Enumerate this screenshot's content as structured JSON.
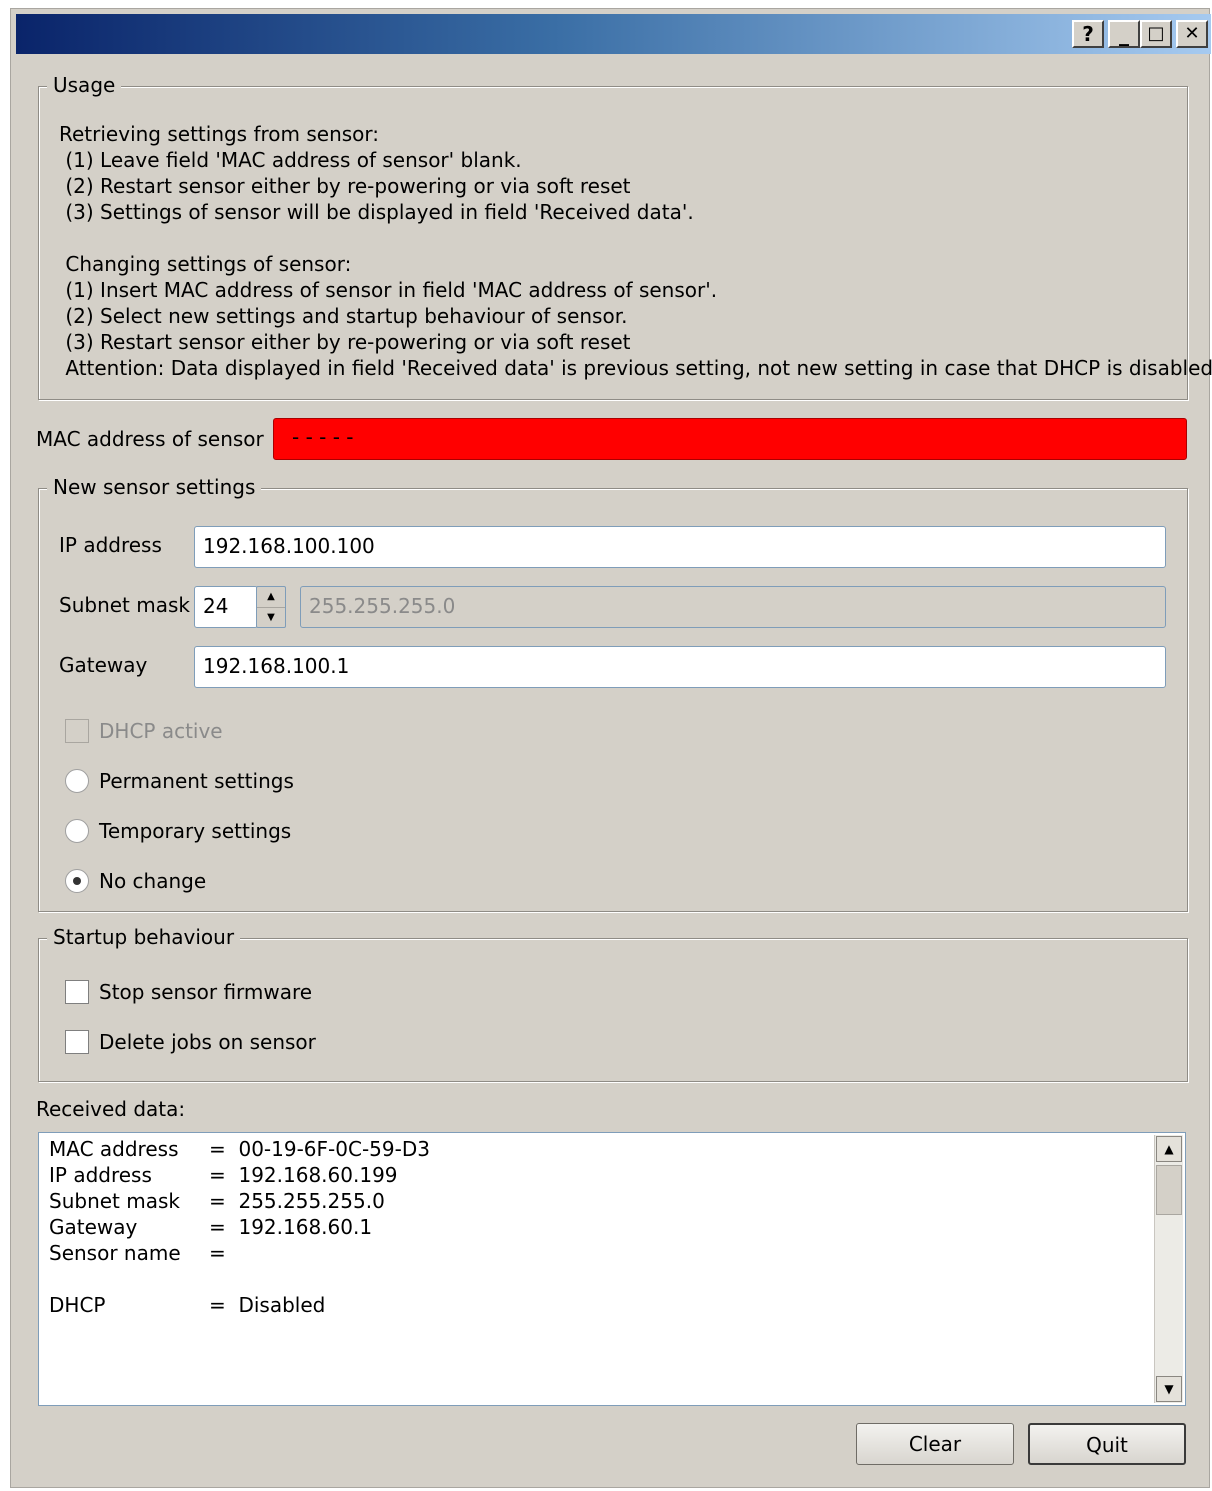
{
  "window": {
    "title": "",
    "help_label": "?",
    "minimize_label": "_",
    "maximize_label": "□",
    "close_label": "✕"
  },
  "usage": {
    "legend": "Usage",
    "lines": [
      "Retrieving settings from sensor:",
      " (1) Leave field 'MAC address of sensor' blank.",
      " (2) Restart sensor either by re-powering or via soft reset",
      " (3) Settings of sensor will be displayed in field 'Received data'.",
      "",
      " Changing settings of sensor:",
      " (1) Insert MAC address of sensor in field 'MAC address of sensor'.",
      " (2) Select new settings and startup behaviour of sensor.",
      " (3) Restart sensor either by re-powering or via soft reset",
      " Attention: Data displayed in field 'Received data' is previous setting, not new setting in case that DHCP is disabled."
    ]
  },
  "mac": {
    "label": "MAC address of sensor",
    "value": "- - - - -",
    "bg_color": "#ff0000"
  },
  "new_settings": {
    "legend": "New sensor settings",
    "ip_label": "IP address",
    "ip_value": "192.168.100.100",
    "subnet_label": "Subnet mask",
    "subnet_prefix": "24",
    "subnet_value": "255.255.255.0",
    "gateway_label": "Gateway",
    "gateway_value": "192.168.100.1",
    "dhcp_label": "DHCP active",
    "permanent_label": "Permanent settings",
    "temporary_label": "Temporary settings",
    "nochange_label": "No change",
    "selected_option": "No change"
  },
  "startup": {
    "legend": "Startup behaviour",
    "stop_firmware_label": "Stop sensor firmware",
    "delete_jobs_label": "Delete jobs on sensor"
  },
  "received": {
    "label": "Received data:",
    "rows": [
      {
        "key": "MAC address",
        "value": "=  00-19-6F-0C-59-D3"
      },
      {
        "key": "IP address",
        "value": "=  192.168.60.199"
      },
      {
        "key": "Subnet mask",
        "value": "=  255.255.255.0"
      },
      {
        "key": "Gateway",
        "value": "=  192.168.60.1"
      },
      {
        "key": "Sensor name",
        "value": "="
      },
      {
        "key": "",
        "value": ""
      },
      {
        "key": "DHCP",
        "value": "=  Disabled"
      }
    ]
  },
  "buttons": {
    "clear_label": "Clear",
    "quit_label": "Quit"
  },
  "icons": {
    "scroll_up": "scroll-up-arrow-icon",
    "scroll_down": "scroll-down-arrow-icon",
    "spin_up": "spin-up-arrow-icon",
    "spin_down": "spin-down-arrow-icon"
  }
}
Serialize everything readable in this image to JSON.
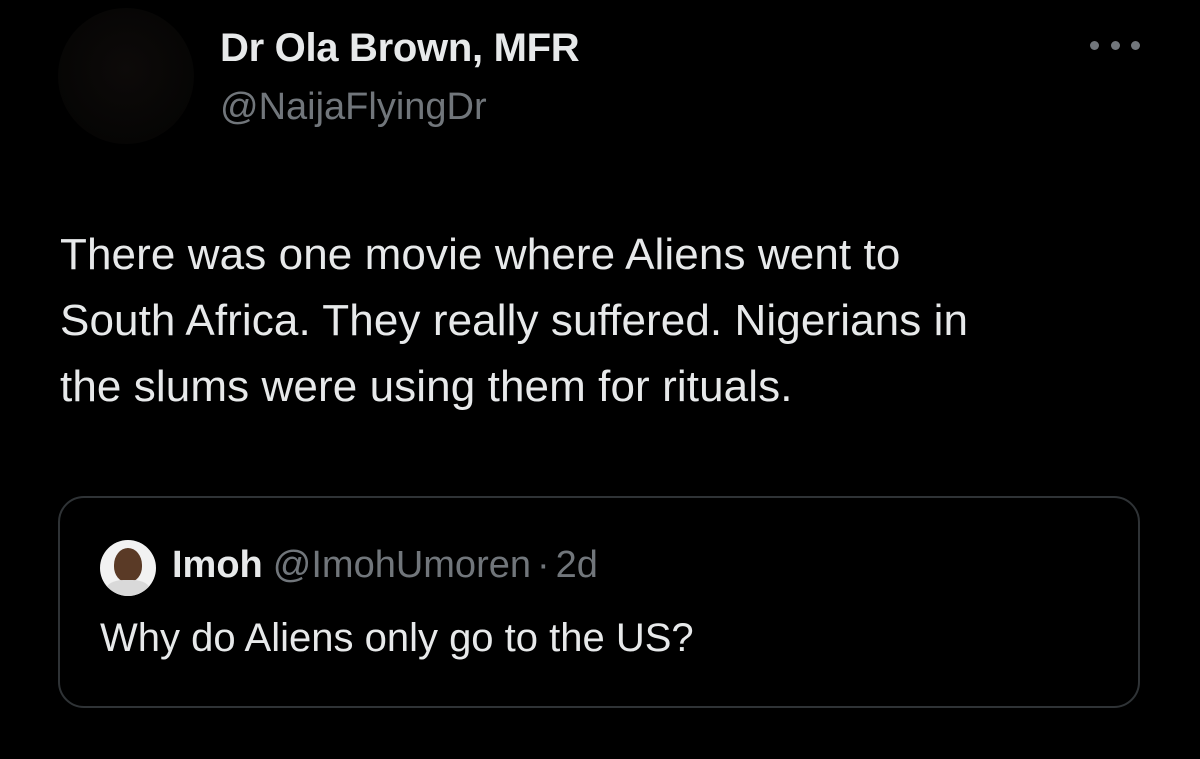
{
  "author": {
    "display_name": "Dr Ola Brown, MFR",
    "handle": "@NaijaFlyingDr"
  },
  "more_icon": "more-horizontal-icon",
  "tweet": {
    "lines": [
      "There was one movie where Aliens went to",
      "South Africa. They really suffered. Nigerians in",
      "the slums were using them for rituals."
    ]
  },
  "quoted_tweet": {
    "display_name": "Imoh",
    "handle": "@ImohUmoren",
    "separator": "·",
    "time": "2d",
    "text": "Why do Aliens only go to the US?"
  },
  "colors": {
    "background": "#000000",
    "primary_text": "#e7e9ea",
    "secondary_text": "#71767b",
    "border": "#2f3336"
  }
}
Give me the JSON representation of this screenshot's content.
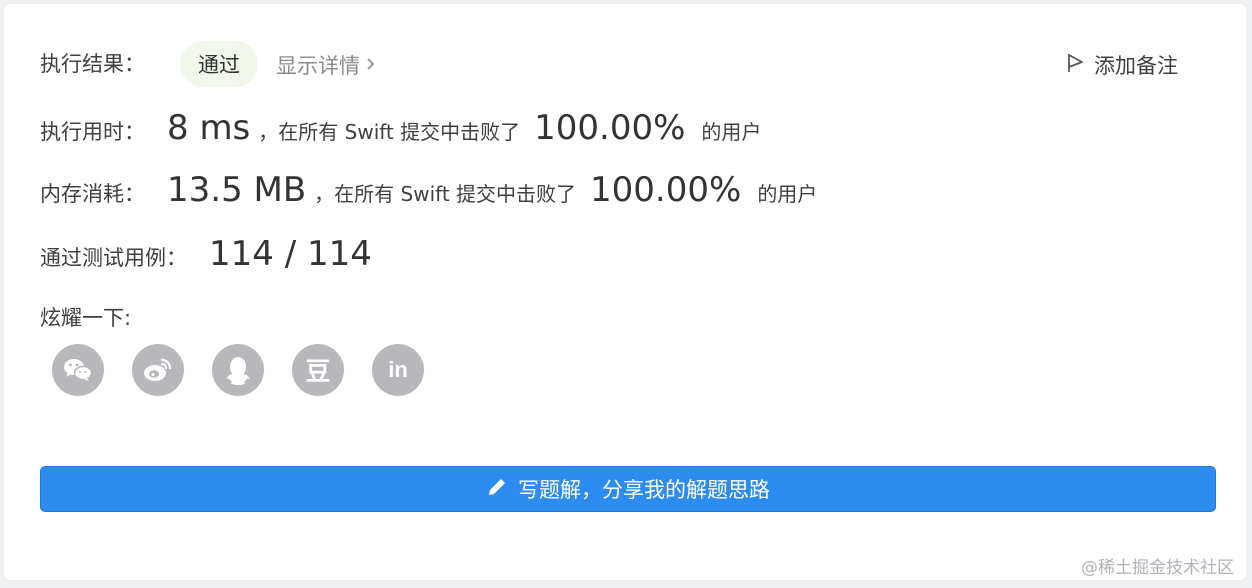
{
  "result": {
    "label": "执行结果：",
    "status": "通过",
    "details_link": "显示详情",
    "add_note": "添加备注"
  },
  "runtime": {
    "label": "执行用时：",
    "value": "8 ms",
    "mid_text": "，在所有 Swift 提交中击败了",
    "percent": "100.00%",
    "suffix": "的用户"
  },
  "memory": {
    "label": "内存消耗：",
    "value": "13.5 MB",
    "mid_text": "，在所有 Swift 提交中击败了",
    "percent": "100.00%",
    "suffix": "的用户"
  },
  "tests": {
    "label": "通过测试用例：",
    "value": "114 / 114"
  },
  "share": {
    "label": "炫耀一下:",
    "icons": [
      "wechat-icon",
      "weibo-icon",
      "qq-icon",
      "douban-icon",
      "linkedin-icon"
    ],
    "douban_glyph": "豆",
    "linkedin_glyph": "in"
  },
  "cta": {
    "label": "写题解，分享我的解题思路",
    "icon": "pencil-icon"
  },
  "watermark": "@稀土掘金技术社区",
  "colors": {
    "primary_button": "#2d8cf0",
    "success_badge_bg": "#f2f7ec",
    "share_icon_bg": "#b8b8bc"
  }
}
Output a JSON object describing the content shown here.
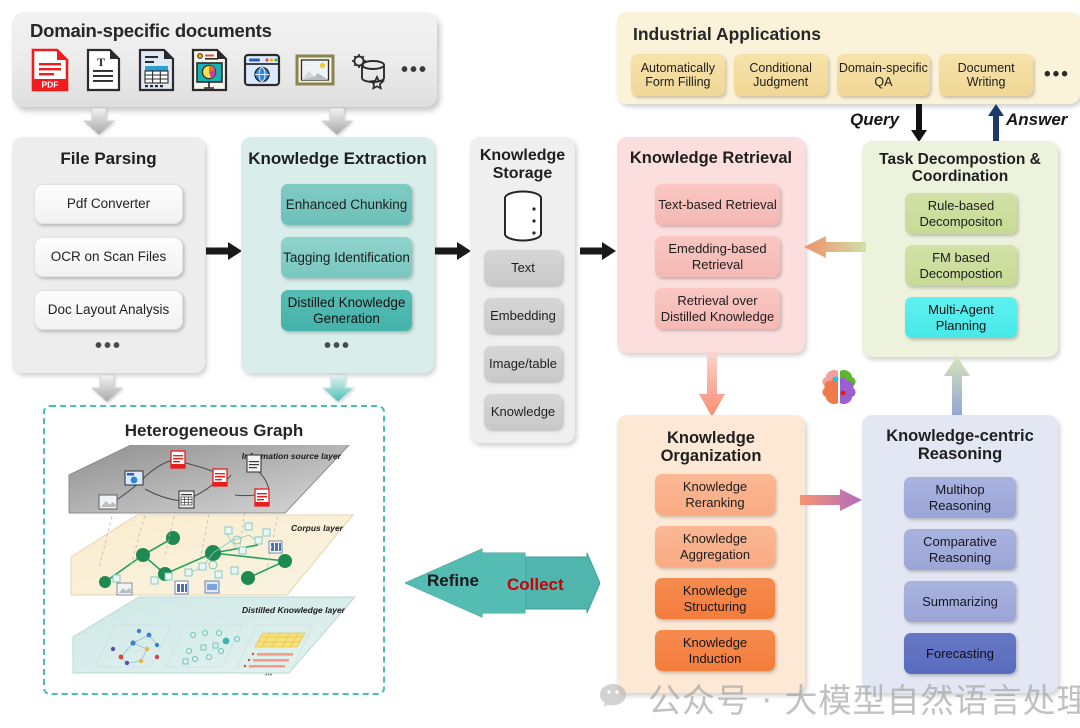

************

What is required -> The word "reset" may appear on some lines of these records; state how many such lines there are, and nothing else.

Solution for this problem -> 2